• **Work request**: Quote the data below in full, please, without altering anything.

• **Materials provided**:
..........
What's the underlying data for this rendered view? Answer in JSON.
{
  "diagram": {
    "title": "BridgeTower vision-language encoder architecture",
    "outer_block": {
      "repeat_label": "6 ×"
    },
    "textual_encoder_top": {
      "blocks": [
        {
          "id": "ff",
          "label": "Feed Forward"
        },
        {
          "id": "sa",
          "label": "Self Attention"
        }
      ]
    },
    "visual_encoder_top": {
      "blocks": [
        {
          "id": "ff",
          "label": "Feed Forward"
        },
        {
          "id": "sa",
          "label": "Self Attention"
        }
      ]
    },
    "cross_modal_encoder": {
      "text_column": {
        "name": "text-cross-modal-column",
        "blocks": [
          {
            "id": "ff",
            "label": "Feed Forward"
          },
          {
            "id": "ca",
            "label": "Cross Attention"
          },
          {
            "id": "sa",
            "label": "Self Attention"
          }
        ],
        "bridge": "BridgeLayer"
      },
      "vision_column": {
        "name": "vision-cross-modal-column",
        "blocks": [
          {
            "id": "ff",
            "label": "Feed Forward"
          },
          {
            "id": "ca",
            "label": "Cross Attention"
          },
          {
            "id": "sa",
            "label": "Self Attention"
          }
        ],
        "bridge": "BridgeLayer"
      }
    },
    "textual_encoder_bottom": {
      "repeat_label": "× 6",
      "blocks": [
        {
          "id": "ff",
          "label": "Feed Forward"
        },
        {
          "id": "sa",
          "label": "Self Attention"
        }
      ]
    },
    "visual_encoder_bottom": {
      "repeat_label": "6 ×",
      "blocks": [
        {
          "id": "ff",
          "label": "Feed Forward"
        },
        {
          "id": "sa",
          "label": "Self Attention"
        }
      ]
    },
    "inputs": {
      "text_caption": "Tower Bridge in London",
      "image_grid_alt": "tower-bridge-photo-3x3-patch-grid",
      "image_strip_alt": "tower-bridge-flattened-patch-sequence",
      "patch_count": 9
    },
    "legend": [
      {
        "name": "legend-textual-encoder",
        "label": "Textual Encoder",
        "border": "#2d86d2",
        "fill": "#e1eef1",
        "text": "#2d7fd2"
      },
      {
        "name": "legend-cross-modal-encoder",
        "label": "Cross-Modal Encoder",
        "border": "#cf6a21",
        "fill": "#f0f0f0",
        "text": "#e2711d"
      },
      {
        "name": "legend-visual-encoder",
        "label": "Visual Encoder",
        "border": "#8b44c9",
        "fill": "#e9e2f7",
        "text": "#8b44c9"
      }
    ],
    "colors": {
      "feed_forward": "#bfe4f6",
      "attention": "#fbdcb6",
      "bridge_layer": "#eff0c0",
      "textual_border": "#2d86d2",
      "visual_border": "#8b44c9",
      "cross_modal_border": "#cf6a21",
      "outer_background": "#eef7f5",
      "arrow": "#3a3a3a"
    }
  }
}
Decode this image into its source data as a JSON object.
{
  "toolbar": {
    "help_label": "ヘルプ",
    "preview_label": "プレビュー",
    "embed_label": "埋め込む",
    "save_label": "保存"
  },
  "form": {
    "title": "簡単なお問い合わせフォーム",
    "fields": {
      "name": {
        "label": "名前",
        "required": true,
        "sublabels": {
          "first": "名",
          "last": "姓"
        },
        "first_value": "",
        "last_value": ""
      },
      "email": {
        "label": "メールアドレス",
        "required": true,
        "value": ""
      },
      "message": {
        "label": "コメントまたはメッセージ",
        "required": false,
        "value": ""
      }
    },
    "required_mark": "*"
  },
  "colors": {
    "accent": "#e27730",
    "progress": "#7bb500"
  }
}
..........
• **Answer**:
What's the underlying data for this rendered view? Answer in JSON.
{
  "diagram": {
    "title": "BridgeTower vision-language encoder architecture",
    "outer_block": {
      "repeat_label": "6 ×"
    },
    "textual_encoder_top": {
      "blocks": [
        {
          "id": "ff",
          "label": "Feed Forward"
        },
        {
          "id": "sa",
          "label": "Self Attention"
        }
      ]
    },
    "visual_encoder_top": {
      "blocks": [
        {
          "id": "ff",
          "label": "Feed Forward"
        },
        {
          "id": "sa",
          "label": "Self Attention"
        }
      ]
    },
    "cross_modal_encoder": {
      "text_column": {
        "name": "text-cross-modal-column",
        "blocks": [
          {
            "id": "ff",
            "label": "Feed Forward"
          },
          {
            "id": "ca",
            "label": "Cross Attention"
          },
          {
            "id": "sa",
            "label": "Self Attention"
          }
        ],
        "bridge": "BridgeLayer"
      },
      "vision_column": {
        "name": "vision-cross-modal-column",
        "blocks": [
          {
            "id": "ff",
            "label": "Feed Forward"
          },
          {
            "id": "ca",
            "label": "Cross Attention"
          },
          {
            "id": "sa",
            "label": "Self Attention"
          }
        ],
        "bridge": "BridgeLayer"
      }
    },
    "textual_encoder_bottom": {
      "repeat_label": "× 6",
      "blocks": [
        {
          "id": "ff",
          "label": "Feed Forward"
        },
        {
          "id": "sa",
          "label": "Self Attention"
        }
      ]
    },
    "visual_encoder_bottom": {
      "repeat_label": "6 ×",
      "blocks": [
        {
          "id": "ff",
          "label": "Feed Forward"
        },
        {
          "id": "sa",
          "label": "Self Attention"
        }
      ]
    },
    "inputs": {
      "text_caption": "Tower Bridge in London",
      "image_grid_alt": "tower-bridge-photo-3x3-patch-grid",
      "image_strip_alt": "tower-bridge-flattened-patch-sequence",
      "patch_count": 9
    },
    "legend": [
      {
        "name": "legend-textual-encoder",
        "label": "Textual Encoder",
        "border": "#2d86d2",
        "fill": "#e1eef1",
        "text": "#2d7fd2"
      },
      {
        "name": "legend-cross-modal-encoder",
        "label": "Cross-Modal Encoder",
        "border": "#cf6a21",
        "fill": "#f0f0f0",
        "text": "#e2711d"
      },
      {
        "name": "legend-visual-encoder",
        "label": "Visual Encoder",
        "border": "#8b44c9",
        "fill": "#e9e2f7",
        "text": "#8b44c9"
      }
    ],
    "colors": {
      "feed_forward": "#bfe4f6",
      "attention": "#fbdcb6",
      "bridge_layer": "#eff0c0",
      "textual_border": "#2d86d2",
      "visual_border": "#8b44c9",
      "cross_modal_border": "#cf6a21",
      "outer_background": "#eef7f5",
      "arrow": "#3a3a3a"
    }
  }
}
Decode this image into its source data as a JSON object.
{
  "toolbar": {
    "help_label": "ヘルプ",
    "preview_label": "プレビュー",
    "embed_label": "埋め込む",
    "save_label": "保存"
  },
  "form": {
    "title": "簡単なお問い合わせフォーム",
    "fields": {
      "name": {
        "label": "名前",
        "required": true,
        "sublabels": {
          "first": "名",
          "last": "姓"
        },
        "first_value": "",
        "last_value": ""
      },
      "email": {
        "label": "メールアドレス",
        "required": true,
        "value": ""
      },
      "message": {
        "label": "コメントまたはメッセージ",
        "required": false,
        "value": ""
      }
    },
    "required_mark": "*"
  },
  "colors": {
    "accent": "#e27730",
    "progress": "#7bb500"
  }
}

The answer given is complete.